  • The Ordinance applies only to employees; not Independent Contractors.  Note of Caution:  The designation of an individual as an independent contractor or as an employee depends on a variety of factors.  Improperly classifying workers as independent contractors can lead to severe penalties.  Please confer with legal counsel before classifying a worker as an independent contractor. 
  • All employees, including employees properly classified as salaried/exempt for purposes of the FLSA or the Washington State Minimum Wage Act, accrue sick/safe leave under the Ordinance.  However, exempt employees do not accrue paid leave for hours worked in excess of 40 hours per week.  Thus, if an exempt employee’s normal work week is 40 hours or more, the employee accrues leave based on a 40-hour work week.  If the exempt employee’s normal work week is less than 40 hours, then the employee accrues leave based on the employee’s normal work week.

What If I Offer Universal Paid Time Off (“PTO”)?

  • Employers who have a PTO policy that combines sick and vacation time do not need to provide additional paid sick/safe leave.  However, the PTO policy must provide accrual and the use of paid leave for the same purposes and under the same conditions as the Ordinance.

How is Safe/Sick Leave Paid?

  • Employers must pay employees for sick/safe leave at the same hourly rate and with the same benefits (including health care benefits) as during regular work hours.
  • Employees are not entitled to lost tips or commissions during use of paid sick/safe leave.

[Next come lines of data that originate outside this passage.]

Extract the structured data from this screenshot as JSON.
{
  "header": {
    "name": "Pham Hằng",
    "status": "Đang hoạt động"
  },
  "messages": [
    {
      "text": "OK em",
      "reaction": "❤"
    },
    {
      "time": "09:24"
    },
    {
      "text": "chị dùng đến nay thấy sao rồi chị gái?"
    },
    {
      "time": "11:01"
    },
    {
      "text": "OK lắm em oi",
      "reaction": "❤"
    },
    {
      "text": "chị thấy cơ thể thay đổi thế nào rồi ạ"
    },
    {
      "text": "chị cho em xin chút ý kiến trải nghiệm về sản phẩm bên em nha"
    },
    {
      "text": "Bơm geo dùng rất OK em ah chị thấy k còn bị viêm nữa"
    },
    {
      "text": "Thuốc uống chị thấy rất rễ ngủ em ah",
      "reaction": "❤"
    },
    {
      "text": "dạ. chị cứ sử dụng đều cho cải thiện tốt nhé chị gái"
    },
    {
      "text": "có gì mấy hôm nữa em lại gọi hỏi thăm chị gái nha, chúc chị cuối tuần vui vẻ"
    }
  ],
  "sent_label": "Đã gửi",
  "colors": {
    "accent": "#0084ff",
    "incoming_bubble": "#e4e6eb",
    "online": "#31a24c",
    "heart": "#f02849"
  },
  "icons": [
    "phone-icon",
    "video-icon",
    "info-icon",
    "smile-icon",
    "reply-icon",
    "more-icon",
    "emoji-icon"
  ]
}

  • An employee does not need to provide documentation for use of paid sick leave unless the employee is absent for more than three consecutive days.
  • Employers are required to provide employees with notice of their rights under this Ordinance, including employees’ rights regarding retaliation and the right to file a complaint or bring a civil action if paid sick/safe leave is denied by the employer.

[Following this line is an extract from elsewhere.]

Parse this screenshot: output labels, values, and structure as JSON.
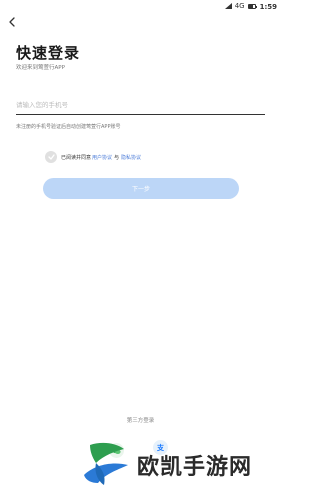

Again, the Ordinance is 29 pages long and contains 51 separate sections, so the above is meant only to highlight a few key points.  Please feel free to request a copy of the entire “Compliance Menu” from any of our Retail, Hotel & Restaurant team members.